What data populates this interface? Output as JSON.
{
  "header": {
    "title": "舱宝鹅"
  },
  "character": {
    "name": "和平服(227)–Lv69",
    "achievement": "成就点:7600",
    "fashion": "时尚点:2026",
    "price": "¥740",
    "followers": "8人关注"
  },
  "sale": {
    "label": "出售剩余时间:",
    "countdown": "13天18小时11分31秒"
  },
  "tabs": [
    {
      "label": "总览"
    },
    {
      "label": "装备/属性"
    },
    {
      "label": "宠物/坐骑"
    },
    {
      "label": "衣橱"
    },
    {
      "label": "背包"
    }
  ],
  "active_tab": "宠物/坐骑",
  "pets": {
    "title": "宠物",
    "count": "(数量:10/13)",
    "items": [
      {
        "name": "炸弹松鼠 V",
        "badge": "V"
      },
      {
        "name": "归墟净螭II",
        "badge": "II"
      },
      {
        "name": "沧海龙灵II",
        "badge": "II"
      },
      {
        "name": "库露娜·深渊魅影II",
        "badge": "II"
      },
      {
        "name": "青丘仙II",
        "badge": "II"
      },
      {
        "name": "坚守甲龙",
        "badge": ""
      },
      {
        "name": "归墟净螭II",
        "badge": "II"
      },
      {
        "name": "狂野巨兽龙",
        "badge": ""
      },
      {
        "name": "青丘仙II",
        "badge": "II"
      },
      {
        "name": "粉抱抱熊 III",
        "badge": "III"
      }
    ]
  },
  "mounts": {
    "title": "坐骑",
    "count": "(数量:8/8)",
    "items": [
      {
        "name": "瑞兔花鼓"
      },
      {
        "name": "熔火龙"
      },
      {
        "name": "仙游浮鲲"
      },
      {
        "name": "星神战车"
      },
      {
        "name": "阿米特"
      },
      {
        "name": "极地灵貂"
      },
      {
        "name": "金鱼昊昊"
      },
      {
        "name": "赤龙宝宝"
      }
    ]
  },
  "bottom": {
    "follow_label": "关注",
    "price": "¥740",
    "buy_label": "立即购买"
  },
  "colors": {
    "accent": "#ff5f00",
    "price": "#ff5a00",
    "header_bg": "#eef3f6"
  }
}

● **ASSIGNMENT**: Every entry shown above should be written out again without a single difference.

● **ANSWER TO THIS PROBLEM**:
What data populates this interface? Output as JSON.
{
  "header": {
    "title": "舱宝鹅"
  },
  "character": {
    "name": "和平服(227)–Lv69",
    "achievement": "成就点:7600",
    "fashion": "时尚点:2026",
    "price": "¥740",
    "followers": "8人关注"
  },
  "sale": {
    "label": "出售剩余时间:",
    "countdown": "13天18小时11分31秒"
  },
  "tabs": [
    {
      "label": "总览"
    },
    {
      "label": "装备/属性"
    },
    {
      "label": "宠物/坐骑"
    },
    {
      "label": "衣橱"
    },
    {
      "label": "背包"
    }
  ],
  "active_tab": "宠物/坐骑",
  "pets": {
    "title": "宠物",
    "count": "(数量:10/13)",
    "items": [
      {
        "name": "炸弹松鼠 V",
        "badge": "V"
      },
      {
        "name": "归墟净螭II",
        "badge": "II"
      },
      {
        "name": "沧海龙灵II",
        "badge": "II"
      },
      {
        "name": "库露娜·深渊魅影II",
        "badge": "II"
      },
      {
        "name": "青丘仙II",
        "badge": "II"
      },
      {
        "name": "坚守甲龙",
        "badge": ""
      },
      {
        "name": "归墟净螭II",
        "badge": "II"
      },
      {
        "name": "狂野巨兽龙",
        "badge": ""
      },
      {
        "name": "青丘仙II",
        "badge": "II"
      },
      {
        "name": "粉抱抱熊 III",
        "badge": "III"
      }
    ]
  },
  "mounts": {
    "title": "坐骑",
    "count": "(数量:8/8)",
    "items": [
      {
        "name": "瑞兔花鼓"
      },
      {
        "name": "熔火龙"
      },
      {
        "name": "仙游浮鲲"
      },
      {
        "name": "星神战车"
      },
      {
        "name": "阿米特"
      },
      {
        "name": "极地灵貂"
      },
      {
        "name": "金鱼昊昊"
      },
      {
        "name": "赤龙宝宝"
      }
    ]
  },
  "bottom": {
    "follow_label": "关注",
    "price": "¥740",
    "buy_label": "立即购买"
  },
  "colors": {
    "accent": "#ff5f00",
    "price": "#ff5a00",
    "header_bg": "#eef3f6"
  }
}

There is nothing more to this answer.